→ WHAT NEEDS TO BE DONE: Which of the lines below hold the word "protection"? Pull each of them out.

→ EXERCISE MATERIALS:

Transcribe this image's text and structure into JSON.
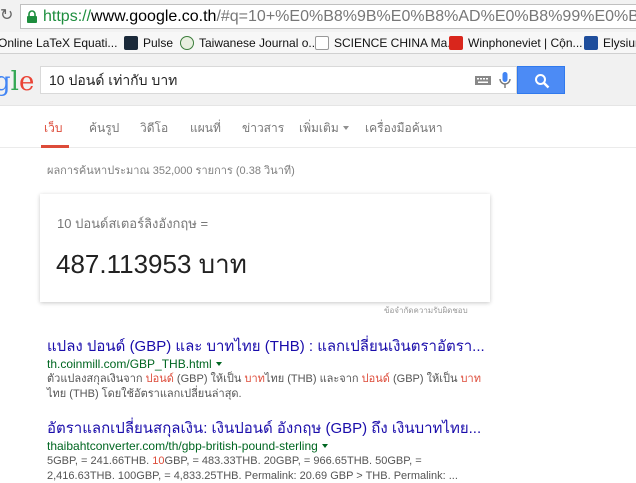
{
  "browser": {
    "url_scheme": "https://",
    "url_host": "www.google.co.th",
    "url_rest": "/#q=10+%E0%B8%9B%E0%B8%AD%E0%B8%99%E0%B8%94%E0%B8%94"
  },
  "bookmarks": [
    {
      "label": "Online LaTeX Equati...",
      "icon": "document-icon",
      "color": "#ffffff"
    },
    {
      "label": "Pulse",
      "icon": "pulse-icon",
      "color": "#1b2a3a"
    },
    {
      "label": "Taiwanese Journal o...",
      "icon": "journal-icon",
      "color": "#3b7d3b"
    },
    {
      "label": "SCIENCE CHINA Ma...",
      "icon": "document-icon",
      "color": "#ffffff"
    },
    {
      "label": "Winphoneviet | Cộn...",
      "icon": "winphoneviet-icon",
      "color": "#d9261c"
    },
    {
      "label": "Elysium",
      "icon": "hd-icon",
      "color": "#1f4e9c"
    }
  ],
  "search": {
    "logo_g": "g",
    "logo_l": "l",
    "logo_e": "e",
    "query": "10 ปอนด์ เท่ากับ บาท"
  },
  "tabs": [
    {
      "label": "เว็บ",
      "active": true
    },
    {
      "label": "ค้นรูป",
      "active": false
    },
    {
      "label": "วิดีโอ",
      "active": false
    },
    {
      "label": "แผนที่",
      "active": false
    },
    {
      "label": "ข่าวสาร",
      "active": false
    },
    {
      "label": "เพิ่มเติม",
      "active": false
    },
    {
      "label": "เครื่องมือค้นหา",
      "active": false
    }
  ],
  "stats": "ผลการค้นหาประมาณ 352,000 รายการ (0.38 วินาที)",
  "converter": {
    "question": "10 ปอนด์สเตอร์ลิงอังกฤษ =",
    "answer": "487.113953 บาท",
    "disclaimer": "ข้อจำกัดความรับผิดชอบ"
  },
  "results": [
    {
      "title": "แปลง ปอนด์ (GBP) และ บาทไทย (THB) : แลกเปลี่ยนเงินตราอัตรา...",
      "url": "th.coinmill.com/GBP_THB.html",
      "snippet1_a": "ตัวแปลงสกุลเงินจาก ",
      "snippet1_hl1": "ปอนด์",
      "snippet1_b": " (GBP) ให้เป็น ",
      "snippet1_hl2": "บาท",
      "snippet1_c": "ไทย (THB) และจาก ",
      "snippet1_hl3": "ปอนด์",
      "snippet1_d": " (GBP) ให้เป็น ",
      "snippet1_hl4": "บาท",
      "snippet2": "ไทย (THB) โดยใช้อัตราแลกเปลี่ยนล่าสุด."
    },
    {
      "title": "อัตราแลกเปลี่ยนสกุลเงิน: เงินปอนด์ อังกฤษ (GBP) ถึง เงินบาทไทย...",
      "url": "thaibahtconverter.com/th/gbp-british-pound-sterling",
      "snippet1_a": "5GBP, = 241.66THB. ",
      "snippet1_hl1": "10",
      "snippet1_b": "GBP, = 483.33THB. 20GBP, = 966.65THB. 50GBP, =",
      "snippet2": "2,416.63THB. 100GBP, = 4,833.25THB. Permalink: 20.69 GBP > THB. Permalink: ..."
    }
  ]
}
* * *
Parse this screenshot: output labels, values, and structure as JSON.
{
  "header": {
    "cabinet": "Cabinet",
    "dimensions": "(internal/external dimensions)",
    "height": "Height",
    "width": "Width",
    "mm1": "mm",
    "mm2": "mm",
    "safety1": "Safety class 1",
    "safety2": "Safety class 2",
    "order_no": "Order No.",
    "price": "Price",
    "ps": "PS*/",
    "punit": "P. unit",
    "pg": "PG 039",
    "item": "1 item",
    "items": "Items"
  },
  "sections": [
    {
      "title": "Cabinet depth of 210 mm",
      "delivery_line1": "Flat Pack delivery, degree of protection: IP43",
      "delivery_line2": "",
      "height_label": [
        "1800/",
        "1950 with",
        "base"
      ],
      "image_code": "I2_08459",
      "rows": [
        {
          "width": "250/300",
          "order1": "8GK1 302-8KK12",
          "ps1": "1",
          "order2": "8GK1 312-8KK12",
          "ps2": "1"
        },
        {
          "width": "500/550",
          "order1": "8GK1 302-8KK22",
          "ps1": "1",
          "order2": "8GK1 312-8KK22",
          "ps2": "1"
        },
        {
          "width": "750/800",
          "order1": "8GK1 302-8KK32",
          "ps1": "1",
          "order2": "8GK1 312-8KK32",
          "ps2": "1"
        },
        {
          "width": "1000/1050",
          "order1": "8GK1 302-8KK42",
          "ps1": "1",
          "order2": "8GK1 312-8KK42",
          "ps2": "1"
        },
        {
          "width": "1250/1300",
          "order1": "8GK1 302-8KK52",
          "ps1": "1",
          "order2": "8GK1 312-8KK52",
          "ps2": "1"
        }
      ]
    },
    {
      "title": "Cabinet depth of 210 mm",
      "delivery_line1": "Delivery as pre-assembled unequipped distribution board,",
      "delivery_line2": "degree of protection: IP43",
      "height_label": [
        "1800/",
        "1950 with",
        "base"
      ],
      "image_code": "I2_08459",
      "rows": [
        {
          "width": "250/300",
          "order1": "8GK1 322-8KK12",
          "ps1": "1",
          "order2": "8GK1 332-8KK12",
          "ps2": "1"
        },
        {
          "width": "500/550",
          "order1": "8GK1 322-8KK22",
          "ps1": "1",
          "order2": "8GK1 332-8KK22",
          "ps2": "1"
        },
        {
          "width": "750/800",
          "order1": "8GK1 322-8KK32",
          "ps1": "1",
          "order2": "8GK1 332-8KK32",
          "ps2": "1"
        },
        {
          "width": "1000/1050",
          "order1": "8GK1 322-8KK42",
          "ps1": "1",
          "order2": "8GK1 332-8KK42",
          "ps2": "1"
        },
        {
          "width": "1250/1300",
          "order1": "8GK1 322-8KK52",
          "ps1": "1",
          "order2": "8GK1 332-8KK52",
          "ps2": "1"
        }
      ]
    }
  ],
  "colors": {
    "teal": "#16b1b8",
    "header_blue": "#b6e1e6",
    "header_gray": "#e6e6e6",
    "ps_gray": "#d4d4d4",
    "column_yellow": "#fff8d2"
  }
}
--
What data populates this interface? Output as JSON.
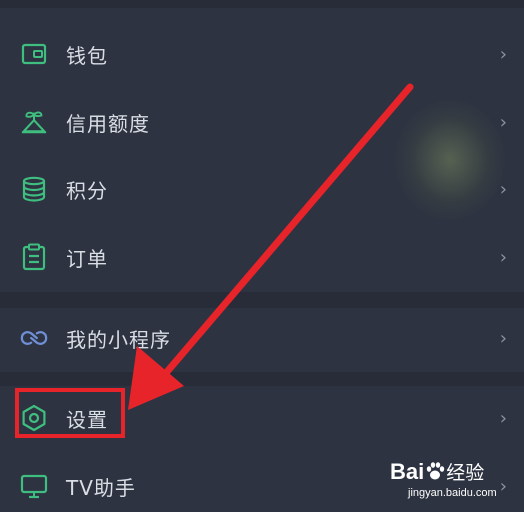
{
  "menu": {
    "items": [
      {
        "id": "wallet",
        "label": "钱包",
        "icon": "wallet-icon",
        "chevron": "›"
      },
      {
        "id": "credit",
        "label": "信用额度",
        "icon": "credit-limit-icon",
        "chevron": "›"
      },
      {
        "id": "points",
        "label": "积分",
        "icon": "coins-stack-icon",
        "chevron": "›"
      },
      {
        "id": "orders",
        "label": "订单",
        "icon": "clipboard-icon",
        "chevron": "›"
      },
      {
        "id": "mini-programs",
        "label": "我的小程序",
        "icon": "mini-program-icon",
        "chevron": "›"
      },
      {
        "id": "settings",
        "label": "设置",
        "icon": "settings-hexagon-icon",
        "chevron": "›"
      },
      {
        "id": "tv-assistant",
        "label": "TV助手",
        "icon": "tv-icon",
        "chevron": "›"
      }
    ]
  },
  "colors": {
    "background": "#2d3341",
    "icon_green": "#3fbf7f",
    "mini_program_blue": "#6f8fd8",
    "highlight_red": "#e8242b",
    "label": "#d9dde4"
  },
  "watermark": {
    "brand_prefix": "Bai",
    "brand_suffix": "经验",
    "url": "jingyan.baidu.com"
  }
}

→ RESULT FOR THIS TASK:
      "delivery_line1": "Flat Pack delivery, degree of protection: IP43",
      "delivery_line2": "degree of protection: IP43",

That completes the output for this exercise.